Two days of open qualifying in which candidates signed up for the race ended Thursday without surprises: Incumbent Edwards, the lone Democratic governor in the Deep South, will face two major Republican challengers, both Trump supporters, U.S. Rep. Ralph Abraham of Alto, La., and millionaire contractor Eddie Rispone, of Baton Rouge, along with a handful of others.
Edwards is running on the platform that he has been financially good for the state, which went into deep debt during the tenure of his predecessor, Republican Bobby Jindal, whose popularity plummeted before he left office.
“We can’t talk about where the state of Louisiana is under Gov. Edwards without talking about where we were under Jindal when this administration took over,” Edwards’ campaign spokesman Eric Holl told the New Orleans Advocate newspaper. “Louisiana doesn’t want to go back.”
Edwards’ campaign points to Abraham and Rispone as Jindal backers. Both candidates’ campaigns are clear about their support of Trump.
Rispone, who loaned his own campaign $10 million, is handing out “I stand with Trump” stickers and took out a newspaper ad saying “Donald Trump is right” on immigration.

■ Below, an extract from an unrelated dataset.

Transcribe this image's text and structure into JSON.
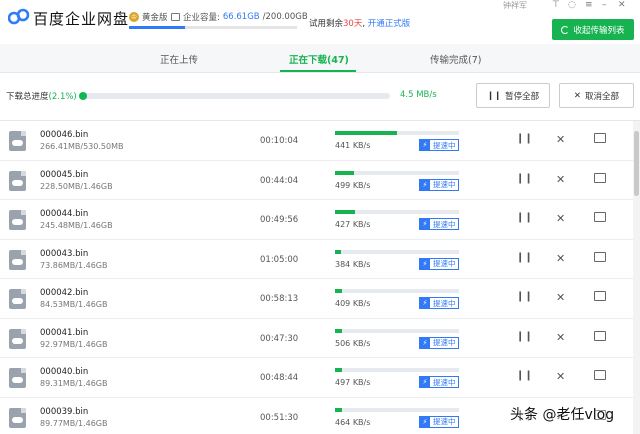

Abraham has drawn endorsements from Republican officials around the state but lacks the campaign financing of Edwards and Rispone.
Louisiana is set to become a major focus for both parties during the election. The Republican Governors Association, based in Washington, D.C., has called Louisiana a “top pick-up opportunity for Republicans” and already has spent more than $1 million on the Louisiana race. It is expected to spend several million more before the race is over.
“With the state’s solid red hue combined with President Trump’s 20-point victory in 2016, Gov. Edwards will certainly face a competitive race no matter who Republicans decide to nominate,” Republican Governors Association spokesman Jon Thompson told BallotPedia. Political analyst Bernie Pinosonat told the WWL Newsroom radio station: “This is an important race for Republicans nationally. When you talk about reappointment, when you talk about having control of the state, the governor is very powerful in Louisiana. Having a Democrat in Louisiana is great for Democrats.
“We have two candidates who are going to spend at least $25 million. Abraham, he could end up spending three or four million. Then could we have another $10 million spent by political PACS? Yeah, that’s easily possible,” Pinosonat said.
Democratic Governors Association spokesman Jaren Leopold said: “Governor Edwards is in a strong position for re-election and is one of the most popular governors in America for a reason: He’s working across party lines to get things done for Louisianans.”
Candidates this week also registered to challenge all of Louisiana’s elected Republican officials.
Louisiana will hold the primary election for governor on Oct. 12, 2019. A candidate will win upon receiving 50 percent plus one of that vote. If none receives more than 50 percent, a general election between the top two vote-getters will be held Nov. 16.
Six other candidates with little or no financial backing also entered the governor’s race this week. Among them is Gary Landrieu, 61, of Metairie, an Independent, the cousin of former Democratic U.S. Sen. Mary Landrieu and former New Orleans Mayor Mitch Landrieu. Landrieu, who has run unsuccessfully for several offices, was booked with aggravated battery in 2012 after he grabbed a woman standing outside his truck in the French Quarter by the hair and drove several feet, dragging her.
“If you continue to hang around these kind of people you’re going to be trash,” Landrieu told the woman as he dragged her, according to the police account. Five days before, he had lost a bid for a U.S. House seat. Neither of his Landrieu cousins endorsed him in that race.
After joining the governor’s race Wednesday, Landrieu told reporters he had a dispute with the secretary of state’s office and intends to sue because the office won’t allow his name to appear on the ballot as Gary “Go Gary” Landrieu.